▶ [Source data]
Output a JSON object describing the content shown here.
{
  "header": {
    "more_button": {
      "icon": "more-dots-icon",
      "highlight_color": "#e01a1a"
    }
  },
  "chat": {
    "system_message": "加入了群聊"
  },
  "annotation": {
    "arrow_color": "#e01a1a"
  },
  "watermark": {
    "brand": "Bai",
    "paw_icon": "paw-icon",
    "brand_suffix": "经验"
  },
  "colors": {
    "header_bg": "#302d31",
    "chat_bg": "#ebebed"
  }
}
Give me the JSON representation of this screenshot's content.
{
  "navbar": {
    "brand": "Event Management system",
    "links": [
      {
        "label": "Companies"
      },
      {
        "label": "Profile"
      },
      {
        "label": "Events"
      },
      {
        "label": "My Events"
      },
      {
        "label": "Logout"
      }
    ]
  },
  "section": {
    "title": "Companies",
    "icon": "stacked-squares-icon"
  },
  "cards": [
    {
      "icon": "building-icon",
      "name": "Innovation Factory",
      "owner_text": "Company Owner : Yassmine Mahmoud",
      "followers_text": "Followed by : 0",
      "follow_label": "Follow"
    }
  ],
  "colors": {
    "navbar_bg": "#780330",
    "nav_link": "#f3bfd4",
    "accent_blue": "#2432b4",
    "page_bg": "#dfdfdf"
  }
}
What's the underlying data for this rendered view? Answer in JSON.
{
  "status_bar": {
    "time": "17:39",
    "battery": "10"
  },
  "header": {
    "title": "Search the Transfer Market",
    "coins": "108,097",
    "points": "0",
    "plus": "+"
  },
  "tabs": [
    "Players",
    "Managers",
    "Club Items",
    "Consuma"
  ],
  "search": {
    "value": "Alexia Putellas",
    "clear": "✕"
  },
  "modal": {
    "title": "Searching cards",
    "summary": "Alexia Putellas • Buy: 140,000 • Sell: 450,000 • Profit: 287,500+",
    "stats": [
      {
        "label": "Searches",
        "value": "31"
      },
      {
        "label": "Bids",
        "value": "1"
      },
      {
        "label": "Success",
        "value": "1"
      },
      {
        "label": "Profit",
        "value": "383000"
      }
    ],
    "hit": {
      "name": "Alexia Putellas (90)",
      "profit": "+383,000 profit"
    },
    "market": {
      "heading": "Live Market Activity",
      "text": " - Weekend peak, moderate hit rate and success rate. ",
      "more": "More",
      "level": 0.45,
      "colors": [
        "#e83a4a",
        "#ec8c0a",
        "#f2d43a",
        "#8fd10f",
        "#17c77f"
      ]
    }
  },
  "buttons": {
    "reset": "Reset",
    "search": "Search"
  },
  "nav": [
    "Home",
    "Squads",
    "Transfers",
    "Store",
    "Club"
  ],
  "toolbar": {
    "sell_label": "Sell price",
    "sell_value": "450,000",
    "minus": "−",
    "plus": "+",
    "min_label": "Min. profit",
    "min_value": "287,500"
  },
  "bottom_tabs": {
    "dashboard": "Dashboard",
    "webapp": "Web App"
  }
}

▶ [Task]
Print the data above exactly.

▶ [Solved problem]
Output a JSON object describing the content shown here.
{
  "header": {
    "more_button": {
      "icon": "more-dots-icon",
      "highlight_color": "#e01a1a"
    }
  },
  "chat": {
    "system_message": "加入了群聊"
  },
  "annotation": {
    "arrow_color": "#e01a1a"
  },
  "watermark": {
    "brand": "Bai",
    "paw_icon": "paw-icon",
    "brand_suffix": "经验"
  },
  "colors": {
    "header_bg": "#302d31",
    "chat_bg": "#ebebed"
  }
}
Give me the JSON representation of this screenshot's content.
{
  "navbar": {
    "brand": "Event Management system",
    "links": [
      {
        "label": "Companies"
      },
      {
        "label": "Profile"
      },
      {
        "label": "Events"
      },
      {
        "label": "My Events"
      },
      {
        "label": "Logout"
      }
    ]
  },
  "section": {
    "title": "Companies",
    "icon": "stacked-squares-icon"
  },
  "cards": [
    {
      "icon": "building-icon",
      "name": "Innovation Factory",
      "owner_text": "Company Owner : Yassmine Mahmoud",
      "followers_text": "Followed by : 0",
      "follow_label": "Follow"
    }
  ],
  "colors": {
    "navbar_bg": "#780330",
    "nav_link": "#f3bfd4",
    "accent_blue": "#2432b4",
    "page_bg": "#dfdfdf"
  }
}
What's the underlying data for this rendered view? Answer in JSON.
{
  "status_bar": {
    "time": "17:39",
    "battery": "10"
  },
  "header": {
    "title": "Search the Transfer Market",
    "coins": "108,097",
    "points": "0",
    "plus": "+"
  },
  "tabs": [
    "Players",
    "Managers",
    "Club Items",
    "Consuma"
  ],
  "search": {
    "value": "Alexia Putellas",
    "clear": "✕"
  },
  "modal": {
    "title": "Searching cards",
    "summary": "Alexia Putellas • Buy: 140,000 • Sell: 450,000 • Profit: 287,500+",
    "stats": [
      {
        "label": "Searches",
        "value": "31"
      },
      {
        "label": "Bids",
        "value": "1"
      },
      {
        "label": "Success",
        "value": "1"
      },
      {
        "label": "Profit",
        "value": "383000"
      }
    ],
    "hit": {
      "name": "Alexia Putellas (90)",
      "profit": "+383,000 profit"
    },
    "market": {
      "heading": "Live Market Activity",
      "text": " - Weekend peak, moderate hit rate and success rate. ",
      "more": "More",
      "level": 0.45,
      "colors": [
        "#e83a4a",
        "#ec8c0a",
        "#f2d43a",
        "#8fd10f",
        "#17c77f"
      ]
    }
  },
  "buttons": {
    "reset": "Reset",
    "search": "Search"
  },
  "nav": [
    "Home",
    "Squads",
    "Transfers",
    "Store",
    "Club"
  ],
  "toolbar": {
    "sell_label": "Sell price",
    "sell_value": "450,000",
    "minus": "−",
    "plus": "+",
    "min_label": "Min. profit",
    "min_value": "287,500"
  },
  "bottom_tabs": {
    "dashboard": "Dashboard",
    "webapp": "Web App"
  }
}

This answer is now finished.